In a statement responding to the bill’s blowback, Finney says, “The lack of an unambiguous statutory definition of parental corporal discipline has led to the inconsistent application of administrative child in need of care (CINC) enforcement and criminal charges, allowing some clear instances of child abuse to go un-prosecuted and un-abated and other clear instances of parental corporal discipline to result in administration officials removing children from the home and / or criminal charges against parents.”
But do parents and teachers really need protecting? Sedgwick County District Attorney Marc Bennett told Kansas.com that the child abuse law is clear enough as is and parents and teachers aren’t being persecuted for spanking. “We don’t arrest people for giving their kid a swat on the behind,” Bennett said.
“I’ve been doing this for 19 years now, and there’s no ‘redness rule’ or ‘10-strike rule’ or ‘closed-fist rule’ in Kansas law.
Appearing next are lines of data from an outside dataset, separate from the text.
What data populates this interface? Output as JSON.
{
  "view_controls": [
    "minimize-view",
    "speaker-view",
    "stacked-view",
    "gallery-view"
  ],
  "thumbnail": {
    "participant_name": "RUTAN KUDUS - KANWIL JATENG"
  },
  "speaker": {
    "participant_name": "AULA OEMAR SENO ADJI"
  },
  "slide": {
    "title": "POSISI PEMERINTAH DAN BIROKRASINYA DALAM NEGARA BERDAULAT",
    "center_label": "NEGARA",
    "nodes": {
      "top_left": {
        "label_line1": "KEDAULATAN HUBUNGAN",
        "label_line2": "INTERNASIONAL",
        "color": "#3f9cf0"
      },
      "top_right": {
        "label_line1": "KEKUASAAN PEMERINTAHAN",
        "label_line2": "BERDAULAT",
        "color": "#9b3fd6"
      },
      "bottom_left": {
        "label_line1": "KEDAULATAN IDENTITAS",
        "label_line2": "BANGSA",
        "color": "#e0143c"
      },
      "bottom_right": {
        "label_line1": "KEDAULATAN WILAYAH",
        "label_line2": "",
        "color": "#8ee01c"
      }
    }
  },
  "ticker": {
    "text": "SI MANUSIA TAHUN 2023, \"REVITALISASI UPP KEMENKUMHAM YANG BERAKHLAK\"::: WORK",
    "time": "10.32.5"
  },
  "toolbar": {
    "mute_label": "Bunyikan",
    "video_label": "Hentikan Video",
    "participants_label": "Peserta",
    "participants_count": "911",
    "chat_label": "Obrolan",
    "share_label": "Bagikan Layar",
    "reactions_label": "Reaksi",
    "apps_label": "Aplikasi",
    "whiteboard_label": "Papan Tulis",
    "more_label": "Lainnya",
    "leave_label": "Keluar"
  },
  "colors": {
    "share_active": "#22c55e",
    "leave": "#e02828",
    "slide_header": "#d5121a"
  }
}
I don’t know, frankly, what’s driving this.”
The move in state legislatures and the home toward sparing the rod makes the push for escalation of force in Kansas all the more strange. Though spanking is still the norm in the U.S., a heavy hand isn’t as popular as it used to be, according to recent polling. Two-thirds of parents said they spanked their kids in a 2013 poll—down from 80 percent in 1995. And the rejection increases the younger the generation. Twenty-eight percent of people under age 36 (the most likely to have young children in school facing these spankings) say corporal punishment is never appropriate, compared to 18 percent of people 37-48 and 15 percent of those 49-67.
Those parents and caregivers looking forward to more leeway in their lickings shouldn’t get too excited. The bill seems unlikely to pass. The House Corrections Committee Chairman John Rubin has said he might not even bring it up this year. But that won’t stop Finney from her bruise cruise—she says she’ll reintroduce the bill during the next session.